Problem description
Count the lines below that hold the word "amount" and say how many, with no other text.

Dataset rows describing interfaces
****

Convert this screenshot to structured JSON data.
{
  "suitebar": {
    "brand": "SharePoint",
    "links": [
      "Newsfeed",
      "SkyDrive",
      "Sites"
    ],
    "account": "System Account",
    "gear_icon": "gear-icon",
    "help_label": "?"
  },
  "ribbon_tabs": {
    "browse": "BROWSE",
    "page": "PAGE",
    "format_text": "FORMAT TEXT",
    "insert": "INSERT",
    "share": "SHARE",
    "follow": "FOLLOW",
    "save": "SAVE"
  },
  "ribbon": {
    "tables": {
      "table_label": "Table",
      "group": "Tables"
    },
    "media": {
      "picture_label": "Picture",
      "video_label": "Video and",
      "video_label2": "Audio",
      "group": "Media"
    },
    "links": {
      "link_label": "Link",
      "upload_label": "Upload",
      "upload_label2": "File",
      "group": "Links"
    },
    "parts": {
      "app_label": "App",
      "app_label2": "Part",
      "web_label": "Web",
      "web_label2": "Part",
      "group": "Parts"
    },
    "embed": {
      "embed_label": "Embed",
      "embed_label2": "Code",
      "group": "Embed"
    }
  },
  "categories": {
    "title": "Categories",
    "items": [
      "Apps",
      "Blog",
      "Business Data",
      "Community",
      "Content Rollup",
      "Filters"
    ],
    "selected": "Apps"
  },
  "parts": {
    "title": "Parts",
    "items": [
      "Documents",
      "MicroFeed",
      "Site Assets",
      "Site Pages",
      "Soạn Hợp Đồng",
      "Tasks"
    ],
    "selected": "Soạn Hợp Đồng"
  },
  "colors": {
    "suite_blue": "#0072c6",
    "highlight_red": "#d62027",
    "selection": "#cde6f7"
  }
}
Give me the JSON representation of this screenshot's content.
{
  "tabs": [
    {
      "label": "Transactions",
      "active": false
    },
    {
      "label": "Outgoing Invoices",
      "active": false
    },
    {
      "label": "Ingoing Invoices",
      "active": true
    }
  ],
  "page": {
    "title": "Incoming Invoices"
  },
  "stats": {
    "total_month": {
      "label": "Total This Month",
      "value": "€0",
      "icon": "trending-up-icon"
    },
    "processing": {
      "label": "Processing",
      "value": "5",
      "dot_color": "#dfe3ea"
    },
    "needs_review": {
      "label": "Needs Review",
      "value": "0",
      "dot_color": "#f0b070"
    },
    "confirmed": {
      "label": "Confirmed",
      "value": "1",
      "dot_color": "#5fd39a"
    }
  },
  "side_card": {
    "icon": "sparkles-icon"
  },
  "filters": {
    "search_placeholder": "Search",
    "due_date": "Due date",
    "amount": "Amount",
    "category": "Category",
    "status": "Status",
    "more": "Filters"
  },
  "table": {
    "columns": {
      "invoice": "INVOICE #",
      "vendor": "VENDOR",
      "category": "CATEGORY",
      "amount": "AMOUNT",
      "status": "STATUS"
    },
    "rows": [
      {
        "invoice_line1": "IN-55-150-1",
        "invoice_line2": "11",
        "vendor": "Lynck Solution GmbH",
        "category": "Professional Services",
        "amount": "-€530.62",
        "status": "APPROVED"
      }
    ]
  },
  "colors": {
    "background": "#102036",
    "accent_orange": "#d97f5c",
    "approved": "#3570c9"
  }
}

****

Task answer
3